### Work item
Scan the listing below and copy every line holding "this".
○ ○ ○ ○ ○
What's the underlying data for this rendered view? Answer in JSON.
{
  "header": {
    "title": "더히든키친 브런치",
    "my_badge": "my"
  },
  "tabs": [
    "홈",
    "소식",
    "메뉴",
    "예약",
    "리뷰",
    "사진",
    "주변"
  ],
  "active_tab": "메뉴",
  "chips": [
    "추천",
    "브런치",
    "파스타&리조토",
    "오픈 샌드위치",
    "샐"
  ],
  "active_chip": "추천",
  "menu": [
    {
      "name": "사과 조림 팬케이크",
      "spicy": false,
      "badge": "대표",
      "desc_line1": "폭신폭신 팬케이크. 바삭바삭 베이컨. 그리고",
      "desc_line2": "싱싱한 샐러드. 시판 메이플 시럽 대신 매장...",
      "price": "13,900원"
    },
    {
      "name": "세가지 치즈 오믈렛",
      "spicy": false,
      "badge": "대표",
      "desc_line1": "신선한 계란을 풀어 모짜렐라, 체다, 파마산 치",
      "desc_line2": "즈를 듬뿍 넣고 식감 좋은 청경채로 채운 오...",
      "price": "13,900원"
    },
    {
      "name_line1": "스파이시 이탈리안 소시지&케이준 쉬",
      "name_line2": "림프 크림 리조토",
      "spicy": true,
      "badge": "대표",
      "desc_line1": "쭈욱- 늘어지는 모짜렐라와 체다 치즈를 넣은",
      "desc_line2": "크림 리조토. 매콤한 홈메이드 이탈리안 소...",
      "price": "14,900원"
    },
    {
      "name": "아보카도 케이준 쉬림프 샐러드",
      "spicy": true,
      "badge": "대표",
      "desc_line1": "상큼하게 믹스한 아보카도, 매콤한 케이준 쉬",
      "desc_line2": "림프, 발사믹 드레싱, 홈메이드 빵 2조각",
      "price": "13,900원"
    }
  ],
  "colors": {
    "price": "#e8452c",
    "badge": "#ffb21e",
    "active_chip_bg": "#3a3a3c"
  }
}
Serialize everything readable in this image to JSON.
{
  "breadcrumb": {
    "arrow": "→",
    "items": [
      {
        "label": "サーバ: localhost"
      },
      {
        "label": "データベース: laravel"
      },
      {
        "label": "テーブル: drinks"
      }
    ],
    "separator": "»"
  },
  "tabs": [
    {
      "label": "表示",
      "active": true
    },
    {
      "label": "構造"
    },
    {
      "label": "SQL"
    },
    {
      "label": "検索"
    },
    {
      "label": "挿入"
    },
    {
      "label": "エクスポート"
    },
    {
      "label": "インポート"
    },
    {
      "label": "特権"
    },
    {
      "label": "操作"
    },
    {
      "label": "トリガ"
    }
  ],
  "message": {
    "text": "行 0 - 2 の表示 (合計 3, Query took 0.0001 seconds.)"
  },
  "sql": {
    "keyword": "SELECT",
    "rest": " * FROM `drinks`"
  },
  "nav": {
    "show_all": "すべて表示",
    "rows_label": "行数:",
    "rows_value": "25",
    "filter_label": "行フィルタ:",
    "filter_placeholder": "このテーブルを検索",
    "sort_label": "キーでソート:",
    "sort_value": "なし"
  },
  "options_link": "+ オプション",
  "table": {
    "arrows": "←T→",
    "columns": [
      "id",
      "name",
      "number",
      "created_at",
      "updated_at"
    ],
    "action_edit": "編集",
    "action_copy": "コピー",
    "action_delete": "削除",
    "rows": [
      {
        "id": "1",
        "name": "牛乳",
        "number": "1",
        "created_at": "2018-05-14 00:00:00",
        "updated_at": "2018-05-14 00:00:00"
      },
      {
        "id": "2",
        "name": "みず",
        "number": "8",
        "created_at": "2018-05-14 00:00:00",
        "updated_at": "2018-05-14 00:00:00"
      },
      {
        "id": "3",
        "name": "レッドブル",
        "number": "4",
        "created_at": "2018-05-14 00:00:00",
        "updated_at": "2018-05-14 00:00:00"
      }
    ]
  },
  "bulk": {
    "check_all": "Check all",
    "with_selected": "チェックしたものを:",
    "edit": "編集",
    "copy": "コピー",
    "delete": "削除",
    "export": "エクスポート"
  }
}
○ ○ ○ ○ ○
### Written answer
What's the underlying data for this rendered view? Answer in JSON.
Serialize everything readable in this image to JSON.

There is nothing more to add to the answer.